What is expected
What lines in the records below hold the string "JSON"? Please show them.

*** Records for the task ***

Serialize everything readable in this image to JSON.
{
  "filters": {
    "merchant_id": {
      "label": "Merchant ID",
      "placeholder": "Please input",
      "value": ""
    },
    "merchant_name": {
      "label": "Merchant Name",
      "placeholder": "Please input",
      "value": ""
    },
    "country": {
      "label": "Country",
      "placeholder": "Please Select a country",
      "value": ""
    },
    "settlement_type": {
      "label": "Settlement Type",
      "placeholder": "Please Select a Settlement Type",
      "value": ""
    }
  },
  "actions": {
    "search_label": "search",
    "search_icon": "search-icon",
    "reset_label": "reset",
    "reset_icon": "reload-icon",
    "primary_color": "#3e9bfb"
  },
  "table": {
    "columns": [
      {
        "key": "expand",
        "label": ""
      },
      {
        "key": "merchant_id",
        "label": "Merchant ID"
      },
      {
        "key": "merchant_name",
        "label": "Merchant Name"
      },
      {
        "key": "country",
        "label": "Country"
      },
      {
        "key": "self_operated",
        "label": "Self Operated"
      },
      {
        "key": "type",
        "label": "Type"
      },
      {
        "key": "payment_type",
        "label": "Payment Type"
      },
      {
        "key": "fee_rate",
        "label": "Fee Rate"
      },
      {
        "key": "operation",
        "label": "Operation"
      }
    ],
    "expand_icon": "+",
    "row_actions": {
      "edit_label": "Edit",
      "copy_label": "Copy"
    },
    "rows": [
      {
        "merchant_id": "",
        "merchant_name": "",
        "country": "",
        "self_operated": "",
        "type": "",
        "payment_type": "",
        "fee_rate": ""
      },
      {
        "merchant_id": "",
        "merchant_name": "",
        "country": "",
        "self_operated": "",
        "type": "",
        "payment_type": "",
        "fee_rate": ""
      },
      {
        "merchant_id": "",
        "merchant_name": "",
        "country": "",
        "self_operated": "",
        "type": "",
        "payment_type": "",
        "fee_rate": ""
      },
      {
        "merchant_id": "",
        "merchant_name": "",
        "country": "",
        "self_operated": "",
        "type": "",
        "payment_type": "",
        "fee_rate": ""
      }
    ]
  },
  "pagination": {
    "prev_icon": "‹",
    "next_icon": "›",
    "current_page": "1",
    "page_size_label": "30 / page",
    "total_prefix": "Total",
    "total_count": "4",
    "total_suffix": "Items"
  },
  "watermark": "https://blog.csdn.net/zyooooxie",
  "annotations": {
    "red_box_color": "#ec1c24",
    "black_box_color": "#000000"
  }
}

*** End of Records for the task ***
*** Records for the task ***

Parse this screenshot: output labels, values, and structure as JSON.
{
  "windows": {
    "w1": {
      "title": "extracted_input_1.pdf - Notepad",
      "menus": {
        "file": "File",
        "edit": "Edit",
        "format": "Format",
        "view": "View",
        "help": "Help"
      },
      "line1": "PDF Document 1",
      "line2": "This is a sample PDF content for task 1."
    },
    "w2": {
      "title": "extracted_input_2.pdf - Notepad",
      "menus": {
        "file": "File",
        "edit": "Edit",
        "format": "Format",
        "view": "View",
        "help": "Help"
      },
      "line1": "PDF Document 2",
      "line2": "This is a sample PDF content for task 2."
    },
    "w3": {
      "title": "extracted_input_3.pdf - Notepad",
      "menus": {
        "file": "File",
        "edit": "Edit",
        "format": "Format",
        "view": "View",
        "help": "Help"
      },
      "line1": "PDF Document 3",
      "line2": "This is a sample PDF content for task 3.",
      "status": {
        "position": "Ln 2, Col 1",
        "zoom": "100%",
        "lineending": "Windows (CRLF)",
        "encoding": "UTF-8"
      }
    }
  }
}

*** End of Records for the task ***
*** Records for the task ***

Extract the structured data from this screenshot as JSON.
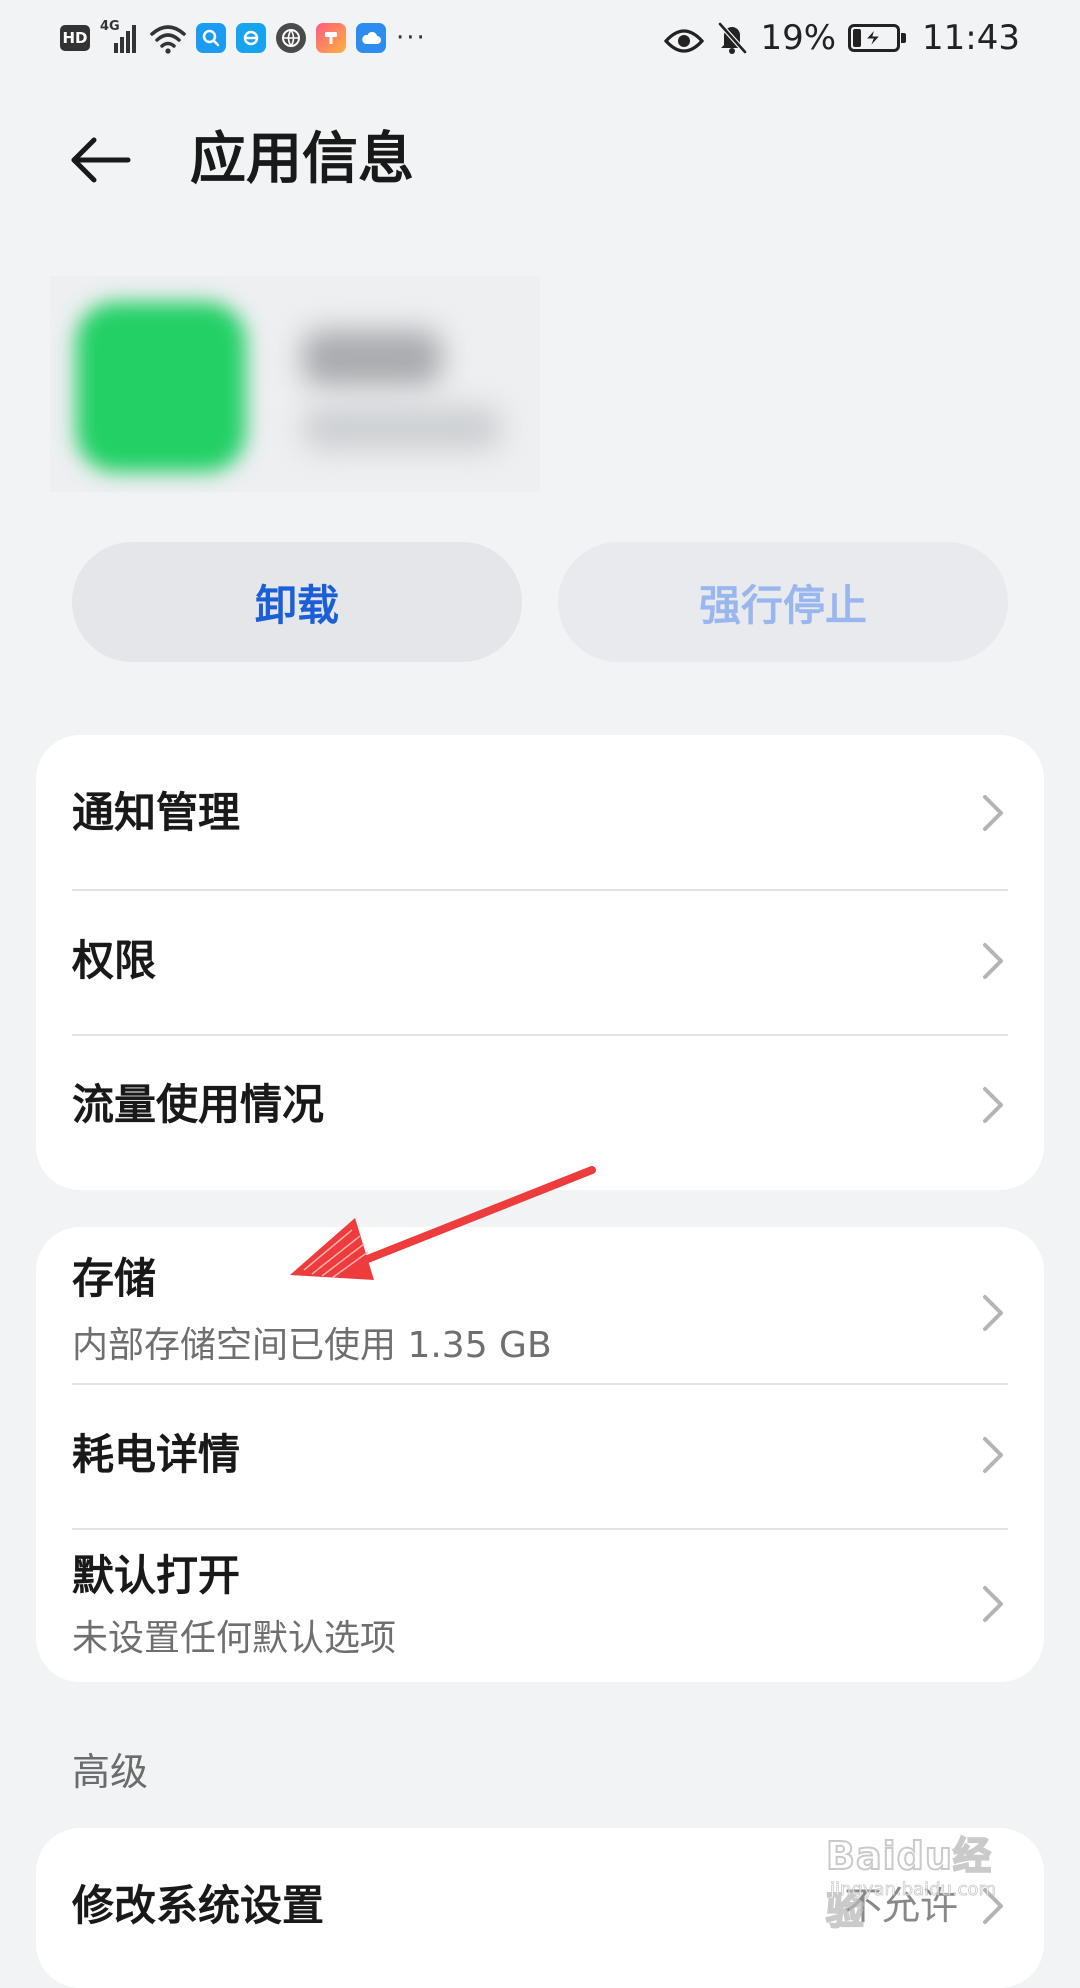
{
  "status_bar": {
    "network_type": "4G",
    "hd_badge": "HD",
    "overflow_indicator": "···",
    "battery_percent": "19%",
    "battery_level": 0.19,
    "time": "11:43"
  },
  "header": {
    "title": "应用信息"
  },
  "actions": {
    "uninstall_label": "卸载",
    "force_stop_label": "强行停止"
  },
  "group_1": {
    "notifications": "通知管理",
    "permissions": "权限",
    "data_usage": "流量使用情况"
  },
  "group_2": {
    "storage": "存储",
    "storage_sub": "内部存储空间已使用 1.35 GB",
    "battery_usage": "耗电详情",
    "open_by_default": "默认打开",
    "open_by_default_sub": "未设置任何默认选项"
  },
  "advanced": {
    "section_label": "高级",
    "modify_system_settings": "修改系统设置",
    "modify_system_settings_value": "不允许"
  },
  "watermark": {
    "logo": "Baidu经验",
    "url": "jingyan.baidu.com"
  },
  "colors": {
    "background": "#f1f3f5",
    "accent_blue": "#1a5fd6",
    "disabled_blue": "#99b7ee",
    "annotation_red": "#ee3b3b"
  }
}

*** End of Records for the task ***

Final answer
Serialize everything readable in this image to JSON.
Parse this screenshot: output labels, values, and structure as JSON.
Extract the structured data from this screenshot as JSON.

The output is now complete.